▶ **Your goal**: Report back every line below that carries the word "ISSUE".

▶ **Source material**:
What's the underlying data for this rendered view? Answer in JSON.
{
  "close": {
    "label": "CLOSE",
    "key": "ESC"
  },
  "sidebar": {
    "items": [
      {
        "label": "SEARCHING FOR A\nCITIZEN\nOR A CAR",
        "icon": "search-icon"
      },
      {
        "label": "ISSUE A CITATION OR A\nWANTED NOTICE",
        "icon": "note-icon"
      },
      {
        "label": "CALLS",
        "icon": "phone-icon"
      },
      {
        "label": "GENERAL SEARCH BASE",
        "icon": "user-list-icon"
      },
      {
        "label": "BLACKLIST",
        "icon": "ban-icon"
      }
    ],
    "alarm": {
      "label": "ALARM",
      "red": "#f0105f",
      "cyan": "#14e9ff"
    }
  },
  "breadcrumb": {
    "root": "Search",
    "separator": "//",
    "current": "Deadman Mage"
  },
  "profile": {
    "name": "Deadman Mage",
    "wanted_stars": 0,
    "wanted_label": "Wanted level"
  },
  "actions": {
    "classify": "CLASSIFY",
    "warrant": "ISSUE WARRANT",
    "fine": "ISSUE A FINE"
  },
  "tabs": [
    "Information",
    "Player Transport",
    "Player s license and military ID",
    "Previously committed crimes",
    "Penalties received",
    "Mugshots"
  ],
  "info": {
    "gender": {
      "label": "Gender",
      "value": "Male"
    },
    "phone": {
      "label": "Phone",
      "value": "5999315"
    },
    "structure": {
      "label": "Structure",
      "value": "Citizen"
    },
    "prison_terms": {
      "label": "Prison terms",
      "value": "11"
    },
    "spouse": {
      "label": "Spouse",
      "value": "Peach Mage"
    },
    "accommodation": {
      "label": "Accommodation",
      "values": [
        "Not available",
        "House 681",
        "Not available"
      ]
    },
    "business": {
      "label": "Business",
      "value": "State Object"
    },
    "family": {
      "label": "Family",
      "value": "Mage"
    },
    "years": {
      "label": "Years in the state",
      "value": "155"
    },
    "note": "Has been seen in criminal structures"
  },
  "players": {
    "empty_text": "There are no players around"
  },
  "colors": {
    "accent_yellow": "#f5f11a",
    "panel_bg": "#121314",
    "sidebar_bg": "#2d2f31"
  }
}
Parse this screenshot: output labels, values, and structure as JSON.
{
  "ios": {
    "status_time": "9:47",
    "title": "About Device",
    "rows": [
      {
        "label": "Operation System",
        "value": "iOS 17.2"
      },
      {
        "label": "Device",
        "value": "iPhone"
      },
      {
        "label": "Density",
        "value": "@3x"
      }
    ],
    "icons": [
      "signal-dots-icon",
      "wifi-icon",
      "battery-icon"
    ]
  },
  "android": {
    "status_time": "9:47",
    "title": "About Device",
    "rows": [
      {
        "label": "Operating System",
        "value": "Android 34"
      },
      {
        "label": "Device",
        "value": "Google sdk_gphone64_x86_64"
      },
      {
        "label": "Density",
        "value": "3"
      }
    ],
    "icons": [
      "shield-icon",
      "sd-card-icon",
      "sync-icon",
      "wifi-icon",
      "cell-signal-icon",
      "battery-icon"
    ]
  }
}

▶ **Exercise result**:
        "label": "ISSUE A CITATION OR A\nWANTED NOTICE",
    "warrant": "ISSUE WARRANT",
    "fine": "ISSUE A FINE"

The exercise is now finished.